Every record below is to be retyped exactly, with the pictures left out.

Recorded data:
§
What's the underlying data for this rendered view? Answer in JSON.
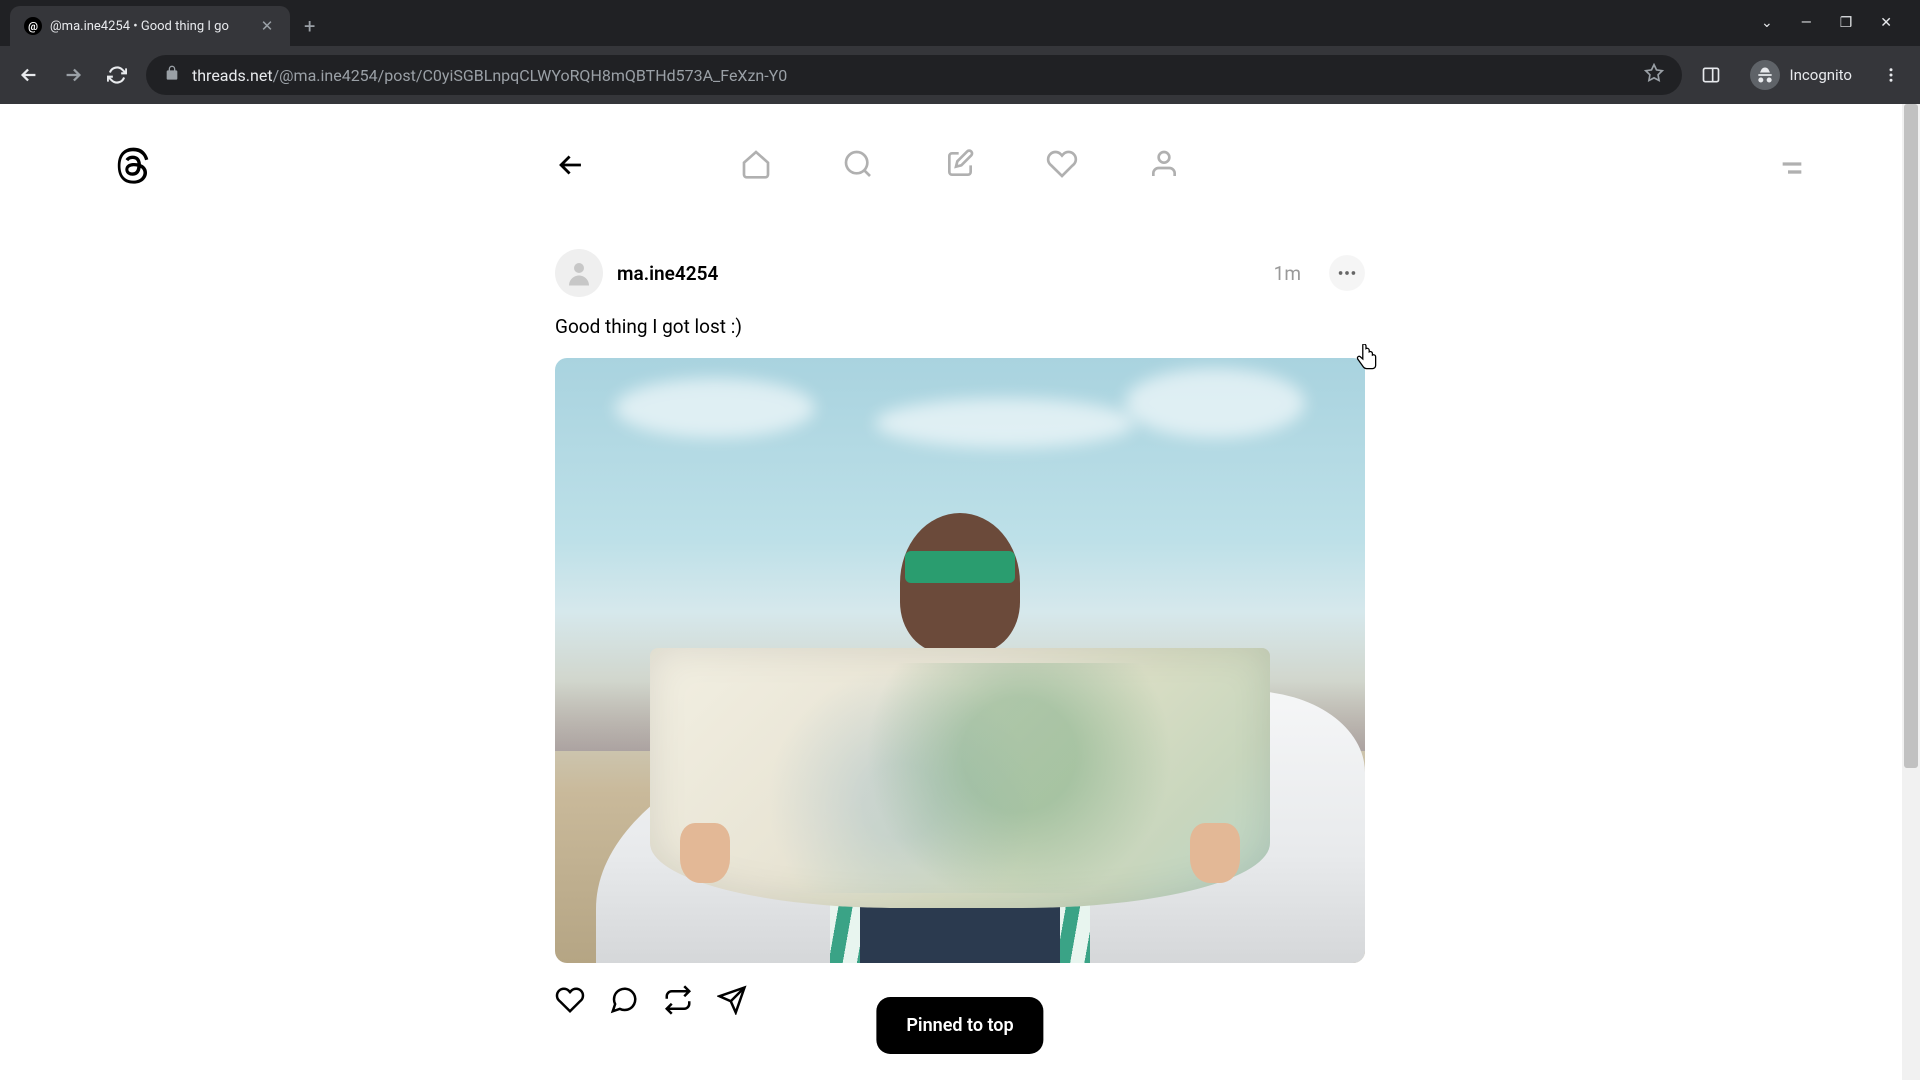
{
  "browser": {
    "tab_title": "@ma.ine4254 • Good thing I go",
    "url_host": "threads.net",
    "url_path": "/@ma.ine4254/post/C0yiSGBLnpqCLWYoRQH8mQBTHd573A_FeXzn-Y0",
    "incognito_label": "Incognito"
  },
  "nav": {
    "back_icon": "arrow-left",
    "items": [
      "home",
      "search",
      "create",
      "activity",
      "profile"
    ]
  },
  "post": {
    "username": "ma.ine4254",
    "timestamp": "1m",
    "text": "Good thing I got lost :)"
  },
  "toast": {
    "message": "Pinned to top"
  }
}
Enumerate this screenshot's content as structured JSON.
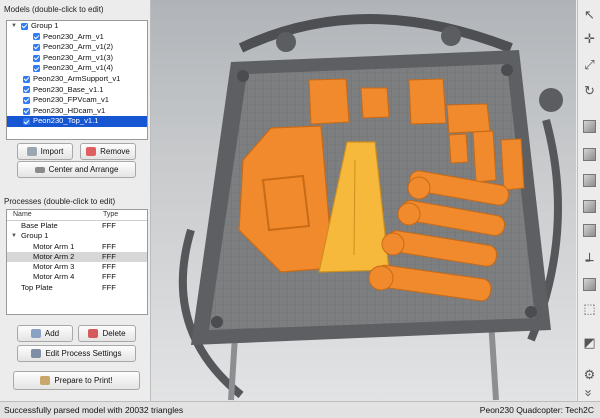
{
  "models": {
    "section_title": "Models (double-click to edit)",
    "items": [
      {
        "label": "Group 1",
        "level": 0,
        "group": true,
        "selected": false
      },
      {
        "label": "Peon230_Arm_v1",
        "level": 1,
        "selected": false
      },
      {
        "label": "Peon230_Arm_v1(2)",
        "level": 1,
        "selected": false
      },
      {
        "label": "Peon230_Arm_v1(3)",
        "level": 1,
        "selected": false
      },
      {
        "label": "Peon230_Arm_v1(4)",
        "level": 1,
        "selected": false
      },
      {
        "label": "Peon230_ArmSupport_v1",
        "level": 0,
        "selected": false
      },
      {
        "label": "Peon230_Base_v1.1",
        "level": 0,
        "selected": false
      },
      {
        "label": "Peon230_FPVcam_v1",
        "level": 0,
        "selected": false
      },
      {
        "label": "Peon230_HDcam_v1",
        "level": 0,
        "selected": false
      },
      {
        "label": "Peon230_Top_v1.1",
        "level": 0,
        "selected": true
      }
    ],
    "import_label": "Import",
    "remove_label": "Remove",
    "center_label": "Center and Arrange"
  },
  "processes": {
    "section_title": "Processes (double-click to edit)",
    "col_name": "Name",
    "col_type": "Type",
    "rows": [
      {
        "name": "Base Plate",
        "type": "FFF",
        "level": 0,
        "selected": false
      },
      {
        "name": "Group 1",
        "type": "",
        "level": 0,
        "group": true,
        "selected": false
      },
      {
        "name": "Motor Arm 1",
        "type": "FFF",
        "level": 1,
        "selected": false
      },
      {
        "name": "Motor Arm 2",
        "type": "FFF",
        "level": 1,
        "selected": true
      },
      {
        "name": "Motor Arm 3",
        "type": "FFF",
        "level": 1,
        "selected": false
      },
      {
        "name": "Motor Arm 4",
        "type": "FFF",
        "level": 1,
        "selected": false
      },
      {
        "name": "Top Plate",
        "type": "FFF",
        "level": 0,
        "selected": false
      }
    ],
    "add_label": "Add",
    "delete_label": "Delete",
    "edit_label": "Edit Process Settings",
    "prepare_label": "Prepare to Print!"
  },
  "toolbar": [
    "cursor-icon",
    "move-icon",
    "scale-icon",
    "rotate-icon",
    "view-cube-icon",
    "view-cube-icon",
    "view-cube-icon",
    "view-cube-icon",
    "view-cube-icon",
    "axes-icon",
    "view-cube-icon",
    "wireframe-cube-icon",
    "section-icon",
    "settings-gear-icon",
    "expand-icon"
  ],
  "status": {
    "message": "Successfully parsed model with 20032 triangles",
    "project": "Peon230 Quadcopter: Tech2C"
  },
  "colors": {
    "part_orange": "#f08a2c",
    "part_yellow": "#f6b93b",
    "selection_blue": "#1656d3"
  }
}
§
Result of this task |
What's the underlying data for this rendered view? Answer in JSON.
{
  "browser": {
    "tab_title": "@ma.ine4254 • Good thing I go",
    "url_host": "threads.net",
    "url_path": "/@ma.ine4254/post/C0yiSGBLnpqCLWYoRQH8mQBTHd573A_FeXzn-Y0",
    "incognito_label": "Incognito"
  },
  "nav": {
    "back_icon": "arrow-left",
    "items": [
      "home",
      "search",
      "create",
      "activity",
      "profile"
    ]
  },
  "post": {
    "username": "ma.ine4254",
    "timestamp": "1m",
    "text": "Good thing I got lost :)"
  },
  "toast": {
    "message": "Pinned to top"
  }
}
Enumerate this screenshot's content as structured JSON.
{
  "models": {
    "section_title": "Models (double-click to edit)",
    "items": [
      {
        "label": "Group 1",
        "level": 0,
        "group": true,
        "selected": false
      },
      {
        "label": "Peon230_Arm_v1",
        "level": 1,
        "selected": false
      },
      {
        "label": "Peon230_Arm_v1(2)",
        "level": 1,
        "selected": false
      },
      {
        "label": "Peon230_Arm_v1(3)",
        "level": 1,
        "selected": false
      },
      {
        "label": "Peon230_Arm_v1(4)",
        "level": 1,
        "selected": false
      },
      {
        "label": "Peon230_ArmSupport_v1",
        "level": 0,
        "selected": false
      },
      {
        "label": "Peon230_Base_v1.1",
        "level": 0,
        "selected": false
      },
      {
        "label": "Peon230_FPVcam_v1",
        "level": 0,
        "selected": false
      },
      {
        "label": "Peon230_HDcam_v1",
        "level": 0,
        "selected": false
      },
      {
        "label": "Peon230_Top_v1.1",
        "level": 0,
        "selected": true
      }
    ],
    "import_label": "Import",
    "remove_label": "Remove",
    "center_label": "Center and Arrange"
  },
  "processes": {
    "section_title": "Processes (double-click to edit)",
    "col_name": "Name",
    "col_type": "Type",
    "rows": [
      {
        "name": "Base Plate",
        "type": "FFF",
        "level": 0,
        "selected": false
      },
      {
        "name": "Group 1",
        "type": "",
        "level": 0,
        "group": true,
        "selected": false
      },
      {
        "name": "Motor Arm 1",
        "type": "FFF",
        "level": 1,
        "selected": false
      },
      {
        "name": "Motor Arm 2",
        "type": "FFF",
        "level": 1,
        "selected": true
      },
      {
        "name": "Motor Arm 3",
        "type": "FFF",
        "level": 1,
        "selected": false
      },
      {
        "name": "Motor Arm 4",
        "type": "FFF",
        "level": 1,
        "selected": false
      },
      {
        "name": "Top Plate",
        "type": "FFF",
        "level": 0,
        "selected": false
      }
    ],
    "add_label": "Add",
    "delete_label": "Delete",
    "edit_label": "Edit Process Settings",
    "prepare_label": "Prepare to Print!"
  },
  "toolbar": [
    "cursor-icon",
    "move-icon",
    "scale-icon",
    "rotate-icon",
    "view-cube-icon",
    "view-cube-icon",
    "view-cube-icon",
    "view-cube-icon",
    "view-cube-icon",
    "axes-icon",
    "view-cube-icon",
    "wireframe-cube-icon",
    "section-icon",
    "settings-gear-icon",
    "expand-icon"
  ],
  "status": {
    "message": "Successfully parsed model with 20032 triangles",
    "project": "Peon230 Quadcopter: Tech2C"
  },
  "colors": {
    "part_orange": "#f08a2c",
    "part_yellow": "#f6b93b",
    "selection_blue": "#1656d3"
  }
}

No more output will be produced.